Click here to read the article by Bristol Global
Jason Exley, the Director of Relocation at Kentwood Real Estate, discusses the current state of the real estate market during the COVID-19 pandemic. Check out the article on Bristol Global to learn more about how real estate is thriving and the resilience of many major markets in the last several months.
Jason discusses how real estate continually adapted, and what the future of conducting business may look like in this new virtual landscape.
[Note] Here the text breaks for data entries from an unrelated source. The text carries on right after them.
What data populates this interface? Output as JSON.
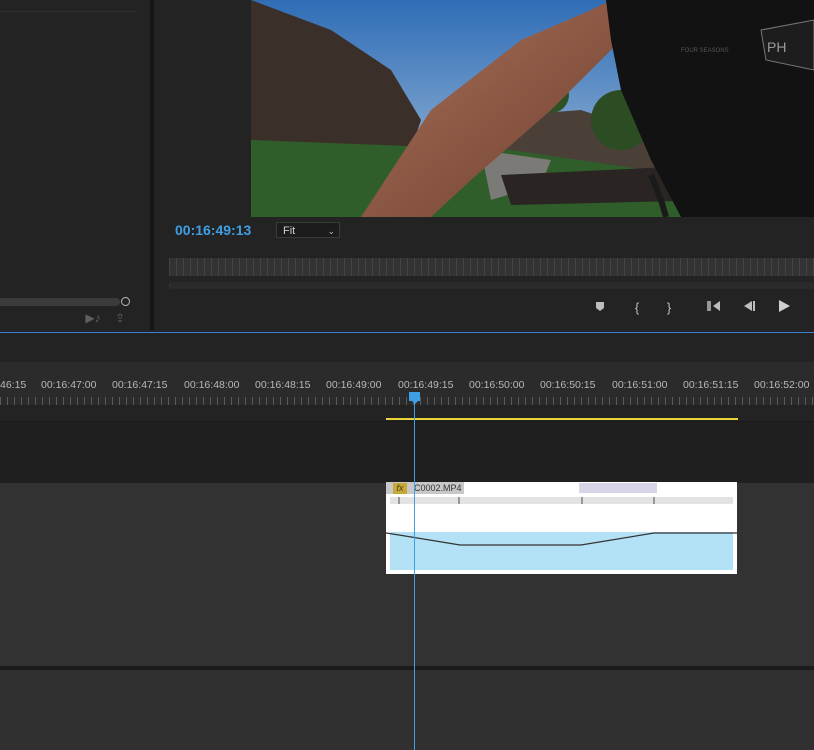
{
  "program": {
    "timecode": "00:16:49:13",
    "zoom_select": "Fit"
  },
  "transport": {
    "icons": [
      "add-marker-icon",
      "mark-in-icon",
      "mark-out-icon",
      "go-to-in-icon",
      "step-back-icon",
      "play-icon"
    ]
  },
  "source": {
    "icons": [
      "insert-icon",
      "export-frame-icon"
    ]
  },
  "timeline": {
    "ruler_labels": [
      "46:15",
      "00:16:47:00",
      "00:16:47:15",
      "00:16:48:00",
      "00:16:48:15",
      "00:16:49:00",
      "00:16:49:15",
      "00:16:50:00",
      "00:16:50:15",
      "00:16:51:00",
      "00:16:51:15",
      "00:16:52:00"
    ],
    "clip": {
      "name": "C0002.MP4",
      "fx_label": "fx"
    }
  },
  "colors": {
    "accent": "#3f9fe6",
    "work_area": "#e8d33a",
    "audio_clip": "#b3e2f7"
  }
}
It’s not every day that you pack up all of your belongings to move across town or the country. In this regard, moving companies can be a life saver. They will carry everything you own down three flights of stairs, out a window and through the rain. Well, almost everything that is. There are certain things movers draw the line at. Before you start packing up your possessions, become familiar with the list of items that your moving company will not move for you.
Federal law bans moving companies from transporting hazardous materials, which shouldn’t come as much of a surprise. If it looks or smells dangerous, chances are they won’t be loading it into the back of a moving van. As a general rule of thumb, anything you can’t ship or dispose of regularly is prohibited. The list ranges from propane and gasoline tanks to liquid bleach, charcoal, corrosives and even nail polish remover. The best plan is to use up these items or dispose of them properly, then restock once you’ve settled into your new home.
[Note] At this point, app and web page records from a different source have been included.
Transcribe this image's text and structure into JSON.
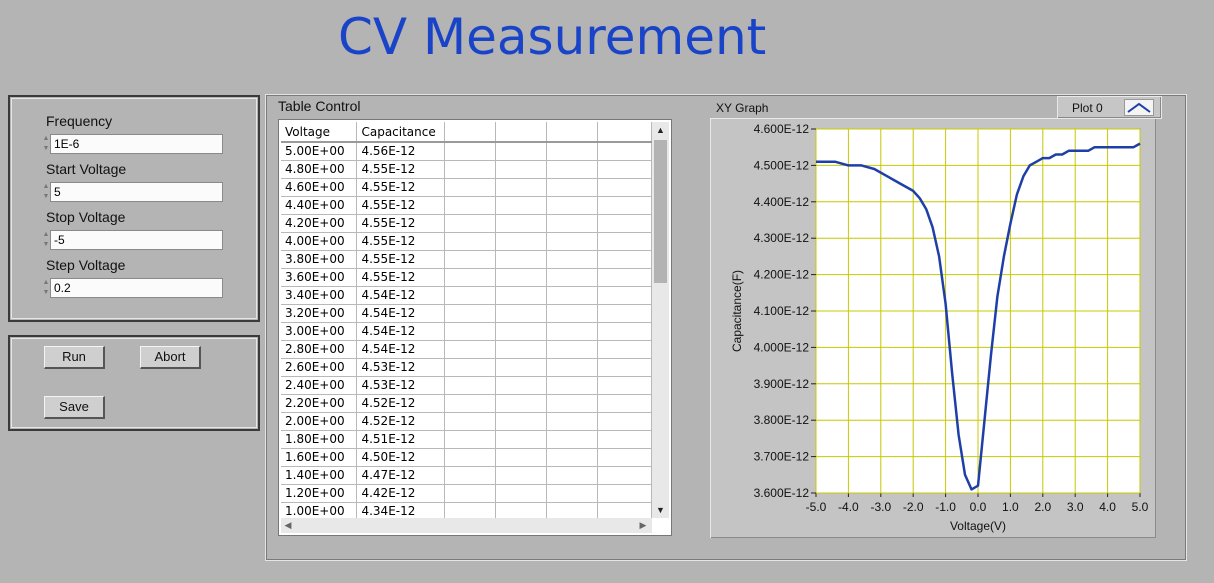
{
  "title": "CV Measurement",
  "controls": {
    "frequency": {
      "label": "Frequency",
      "value": "1E-6"
    },
    "start_voltage": {
      "label": "Start Voltage",
      "value": "5"
    },
    "stop_voltage": {
      "label": "Stop Voltage",
      "value": "-5"
    },
    "step_voltage": {
      "label": "Step Voltage",
      "value": "0.2"
    }
  },
  "buttons": {
    "run": "Run",
    "abort": "Abort",
    "save": "Save"
  },
  "table": {
    "label": "Table Control",
    "headers": [
      "Voltage",
      "Capacitance",
      "",
      "",
      "",
      ""
    ],
    "rows": [
      [
        "5.00E+00",
        "4.56E-12"
      ],
      [
        "4.80E+00",
        "4.55E-12"
      ],
      [
        "4.60E+00",
        "4.55E-12"
      ],
      [
        "4.40E+00",
        "4.55E-12"
      ],
      [
        "4.20E+00",
        "4.55E-12"
      ],
      [
        "4.00E+00",
        "4.55E-12"
      ],
      [
        "3.80E+00",
        "4.55E-12"
      ],
      [
        "3.60E+00",
        "4.55E-12"
      ],
      [
        "3.40E+00",
        "4.54E-12"
      ],
      [
        "3.20E+00",
        "4.54E-12"
      ],
      [
        "3.00E+00",
        "4.54E-12"
      ],
      [
        "2.80E+00",
        "4.54E-12"
      ],
      [
        "2.60E+00",
        "4.53E-12"
      ],
      [
        "2.40E+00",
        "4.53E-12"
      ],
      [
        "2.20E+00",
        "4.52E-12"
      ],
      [
        "2.00E+00",
        "4.52E-12"
      ],
      [
        "1.80E+00",
        "4.51E-12"
      ],
      [
        "1.60E+00",
        "4.50E-12"
      ],
      [
        "1.40E+00",
        "4.47E-12"
      ],
      [
        "1.20E+00",
        "4.42E-12"
      ],
      [
        "1.00E+00",
        "4.34E-12"
      ]
    ]
  },
  "graph": {
    "label": "XY Graph",
    "legend": "Plot 0"
  },
  "chart_data": {
    "type": "line",
    "title": "",
    "xlabel": "Voltage(V)",
    "ylabel": "Capacitance(F)",
    "xlim": [
      -5.0,
      5.0
    ],
    "ylim": [
      3.6e-12,
      4.6e-12
    ],
    "grid": true,
    "line_color": "#1f3fa8",
    "grid_color": "#c8c800",
    "x_ticks": [
      "-5.0",
      "-4.0",
      "-3.0",
      "-2.0",
      "-1.0",
      "0.0",
      "1.0",
      "2.0",
      "3.0",
      "4.0",
      "5.0"
    ],
    "y_ticks": [
      "4.600E-12",
      "4.500E-12",
      "4.400E-12",
      "4.300E-12",
      "4.200E-12",
      "4.100E-12",
      "4.000E-12",
      "3.900E-12",
      "3.800E-12",
      "3.700E-12",
      "3.600E-12"
    ],
    "series": [
      {
        "x": [
          -5.0,
          -4.4,
          -4.0,
          -3.6,
          -3.2,
          -2.8,
          -2.4,
          -2.0,
          -1.8,
          -1.6,
          -1.4,
          -1.2,
          -1.0,
          -0.8,
          -0.6,
          -0.4,
          -0.2,
          0.0,
          0.2,
          0.4,
          0.6,
          0.8,
          1.0,
          1.2,
          1.4,
          1.6,
          1.8,
          2.0,
          2.2,
          2.4,
          2.6,
          2.8,
          3.0,
          3.2,
          3.4,
          3.6,
          3.8,
          4.0,
          4.2,
          4.4,
          4.6,
          4.8,
          5.0
        ],
        "y": [
          4.51e-12,
          4.51e-12,
          4.5e-12,
          4.5e-12,
          4.49e-12,
          4.47e-12,
          4.45e-12,
          4.43e-12,
          4.41e-12,
          4.38e-12,
          4.33e-12,
          4.25e-12,
          4.12e-12,
          3.93e-12,
          3.76e-12,
          3.65e-12,
          3.61e-12,
          3.62e-12,
          3.8e-12,
          3.98e-12,
          4.14e-12,
          4.25e-12,
          4.34e-12,
          4.42e-12,
          4.47e-12,
          4.5e-12,
          4.51e-12,
          4.52e-12,
          4.52e-12,
          4.53e-12,
          4.53e-12,
          4.54e-12,
          4.54e-12,
          4.54e-12,
          4.54e-12,
          4.55e-12,
          4.55e-12,
          4.55e-12,
          4.55e-12,
          4.55e-12,
          4.55e-12,
          4.55e-12,
          4.56e-12
        ]
      }
    ]
  }
}
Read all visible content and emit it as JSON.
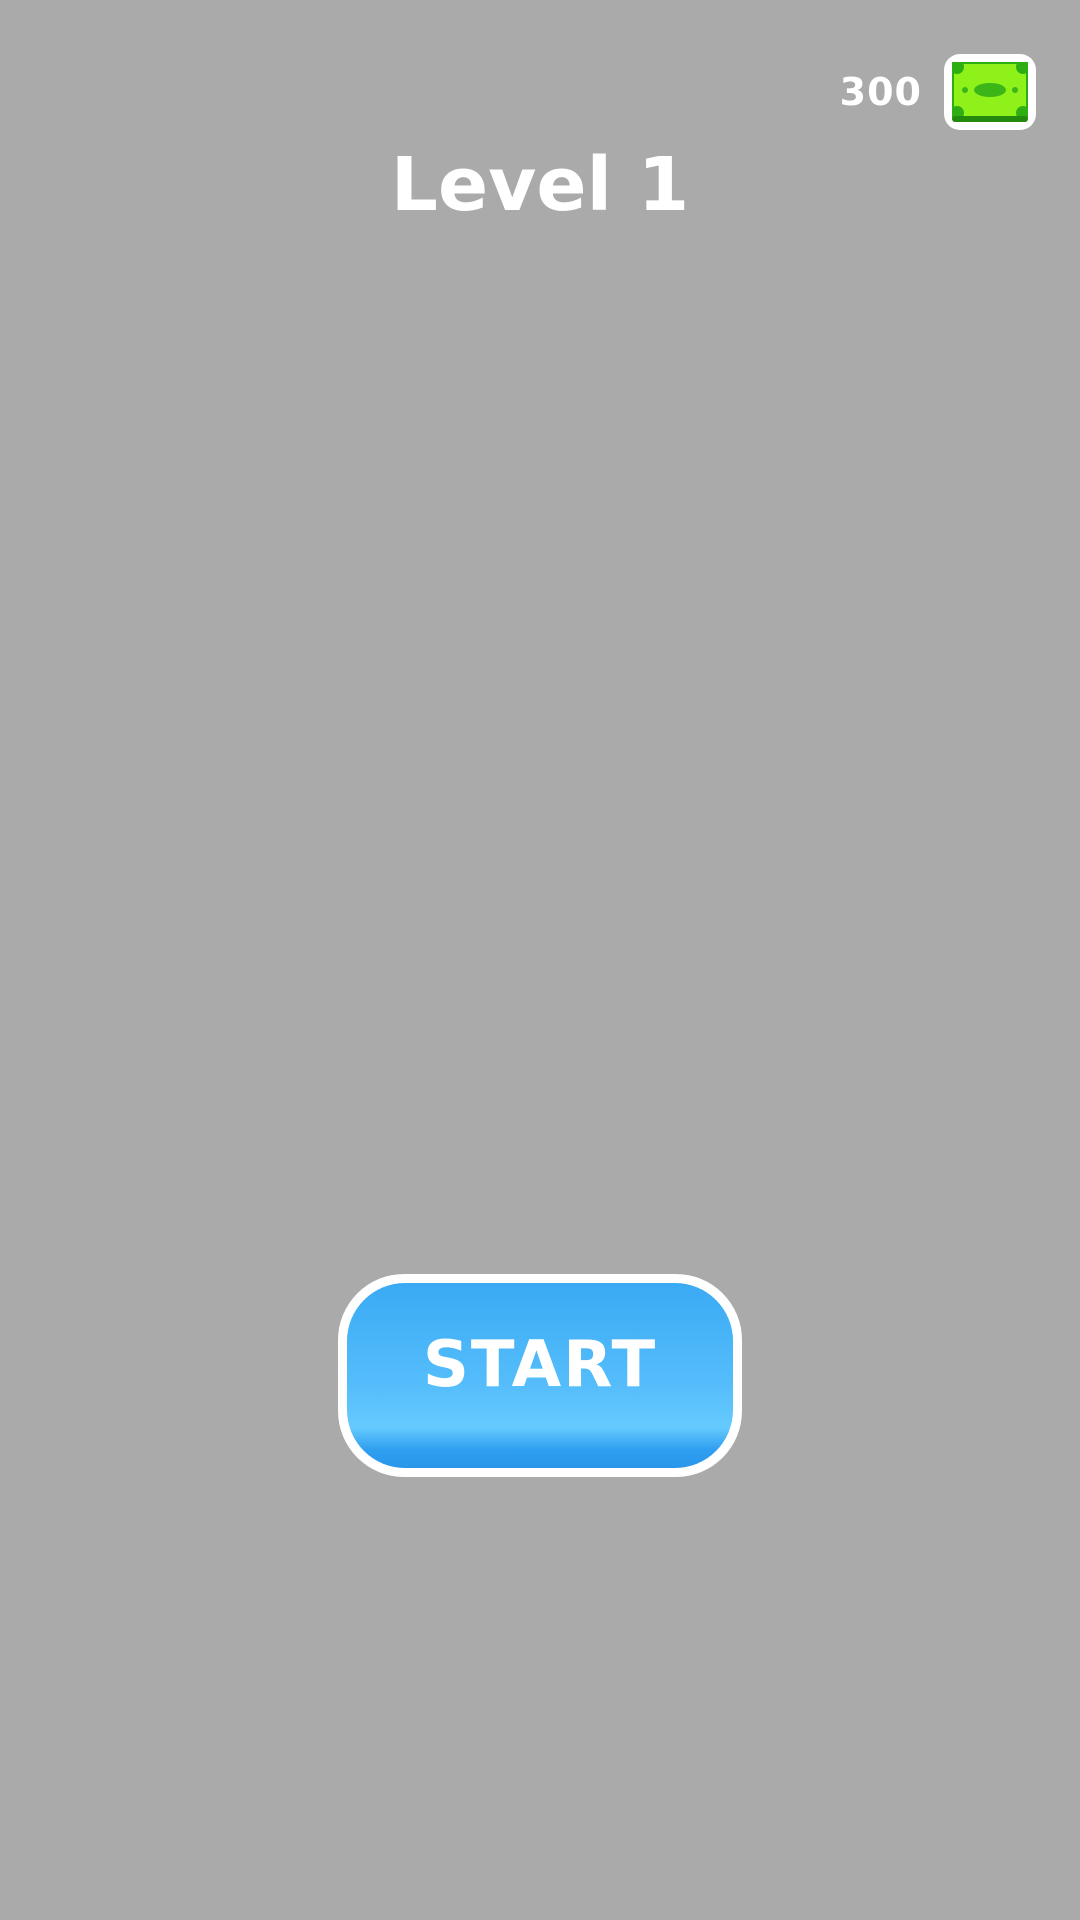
{
  "hud": {
    "currency_count": "300",
    "currency_icon": "cash-icon"
  },
  "level": {
    "title": "Level 1"
  },
  "start_button": {
    "label": "START"
  },
  "colors": {
    "background": "#aaaaaa",
    "button_blue": "#3aaaf4",
    "cash_green": "#8ef21a"
  }
}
There might be a few moving companies that are willing to throw a house plant or two in the back of a moving van, but most won’t allow any plants on a local or cross country move. Some states are sensitive about plants. It is illegal to transport plants over 150 miles without a special license. Many officials worry about the plants transporting pests such as emerald ash borers and other problems with them and introducing them into new areas. So if your house plants are extremely important to you, you might have to bite the bullet and transport them yourself, or simply leave them behind.
Food and Pantry Items
Non-perishable food items can be transported but perishable items are a definite no. This includes frozen foods and open containers, no matter what the expiration date. Transporting food can attract all sorts of issues, and living things, along the way. And that could put your belongings and the movers at risk. Pack only sealed food with a long shelf life. If you want to take the perishable items with you, put them in a cooler to bring along in your own car. Or try to use as many of these items as you can before the move.
Technically, these items aren’t among the things that movers refuse to handle. But it is always a good idea to keep your valuable items with you instead of leaving them in the hands of someone else. You don’t want to risk losing jewelry, cash, credit cards, birth certificates, passports or things that have sentimental value to you.